The tariffs authorized on steel and aluminum imports by the US administration has brought the prospect of trade wars back into the limelight. World leaders have been warned that a Donald Trump-inspired trade war could trash the global economic recovery with protectionist policies.
Christine Lagarde, chief of the International Monetary Fund (IMF), issued the warning ahead of the G20 meeting of global politicians and bankers in Buenos Aires, in the wake of the US decision to impose tariffs on steel and aluminium imports, and the EU’s threats to retaliate. Politicians must “resolve trade disagreements without resort to exceptional measures”, IMF chief Christine Lagarde warned, to avoid “trade wars which not only hurt global growth, but they are also unwinnable”. The global expansion is gaining strength from the pickup in international trade, and it should not be put at risk by the adoption of inward-looking policies, the IMF report said.
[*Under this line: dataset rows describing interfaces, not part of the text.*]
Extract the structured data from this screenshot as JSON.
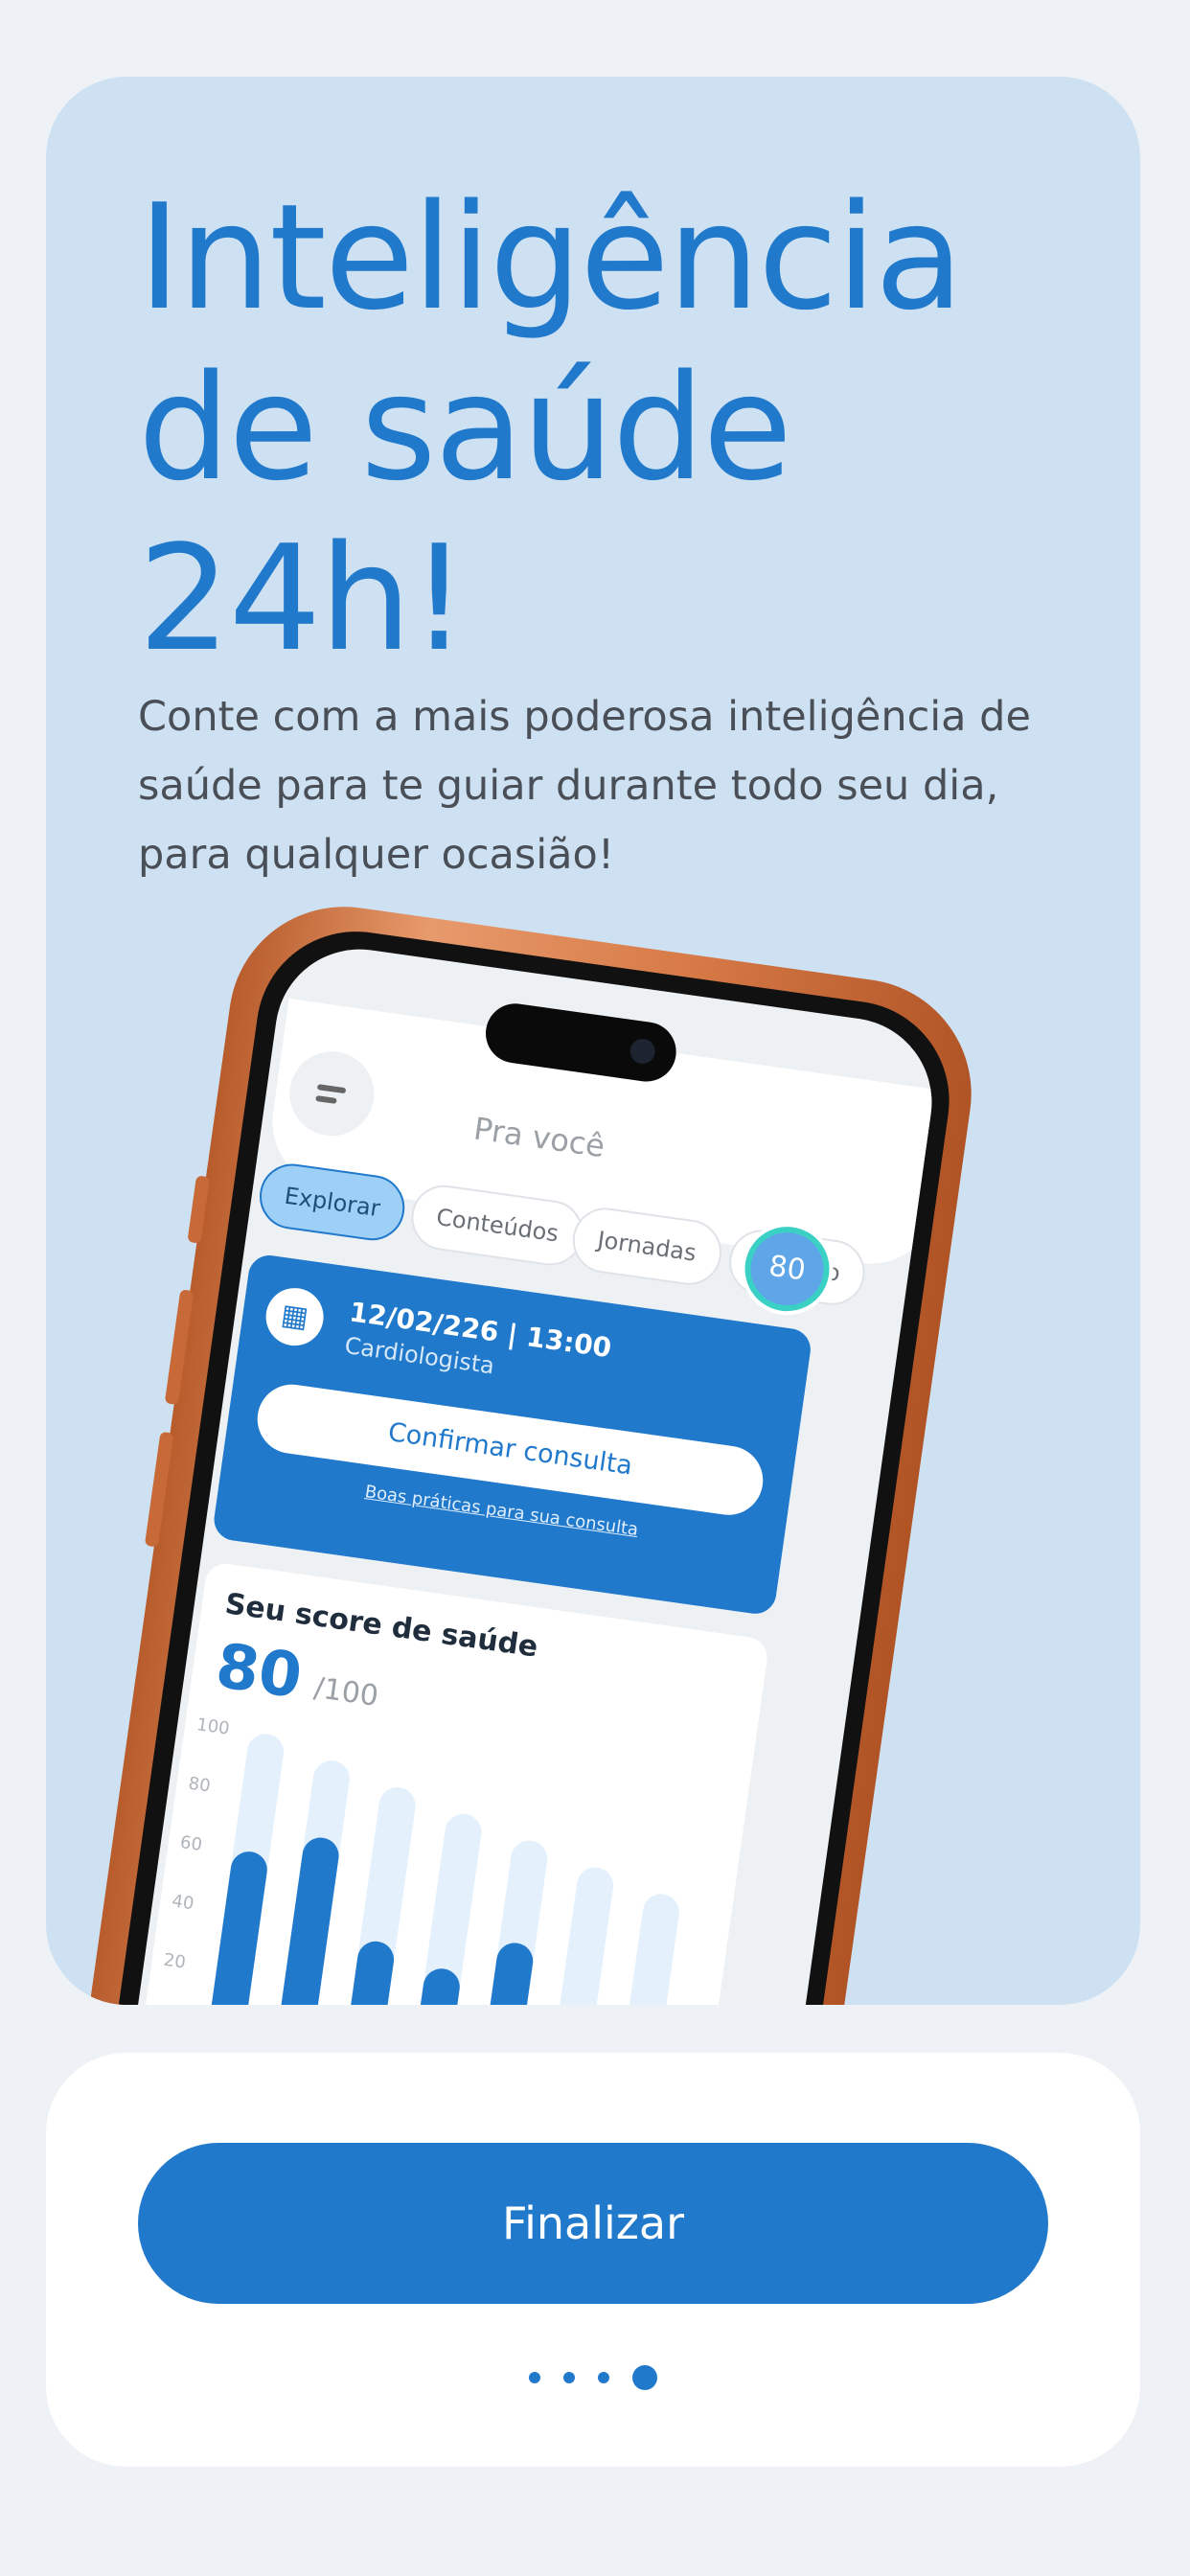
{
  "onboarding": {
    "headline": "Inteligência de saúde 24h!",
    "subtitle": "Conte com a mais poderosa inteligência de saúde para te guiar durante todo seu dia, para qualquer ocasião!",
    "finish_label": "Finalizar",
    "page_indicator": {
      "total": 4,
      "current": 4
    }
  },
  "phone_mockup": {
    "screen_title": "Pra você",
    "chips": [
      "Explorar",
      "Conteúdos",
      "Jornadas",
      "Desafio"
    ],
    "active_chip": "Explorar",
    "score_badge": "80",
    "appointment": {
      "date_time": "12/02/226 | 13:00",
      "specialty": "Cardiologista",
      "confirm_label": "Confirmar consulta",
      "link_label": "Boas práticas para sua consulta"
    },
    "score_card": {
      "title": "Seu score de saúde",
      "value": "80",
      "max": "/100"
    }
  },
  "chart_data": {
    "type": "bar",
    "yticks": [
      "100",
      "80",
      "60",
      "40",
      "20"
    ],
    "ylim": [
      0,
      100
    ],
    "values": [
      60,
      68,
      36,
      30,
      42,
      0,
      0
    ]
  },
  "colors": {
    "accent": "#2179cc",
    "hero_background": "#cde1f2",
    "page_background": "#eef1f5",
    "phone_frame": "#d77a47"
  }
}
World Trade Organization (WTO) Director General Roberto Azevedo expressed concern at US President Donald Trump’s plan, an extremely rare intervention into a WTO member’s trade policy: “The WTO is clearly concerned at the announcement of US plans for tariffs on steel and aluminum. The potential for escalation is real, as we have seen from the initial responses of others,” he said in a brief statement issued by the WTO, headquartered in Geneva.
Monthly changes: Seasonally adjusted gKNi World Trade Indicator (gKNi WTI) and overall exports and imports collected by WTO (not seasonally adjusted). Update: 19 March 2018
So far, the update of the gKNi World Trade Indicator shows a very decent growth for January and February. The gKNi World Trade Indicator (gKNI WTI), is operated by a subsidiary of the Swiss-based logistics giant Kuehne+Nagel and accounts for about 55% of global trade from countries that cover roughly 70% of global GDP. The measure comprises proprietary logistics feeds and other externally sourced data and offers a daily assessment of world trade dynamics (seasonally adjusted and measured in nominal USD terms).
“There are still solid signals for the world trade cycle and the positive streak we have witnessed without any meaningful reversals is becoming quite long. As things stand now it looks like global activity remains on a solid footing”, writes Birgir Haraldsson, analyst and co-founder of New York-based macro strategy firm Nightberg. Haraldsson closely monitors the gKNi World Trade Indicator in order to detect changes of dynamics, inflection points, and early warning signals.
“Hence, there is nothing here that suggests a stress to the current trade saga with the year-on-year (nominal) growth results remaining elevated at about 15%”, comments Nightberg. “Whether any shifts come about in those projections as the year progresses remains to be seen.”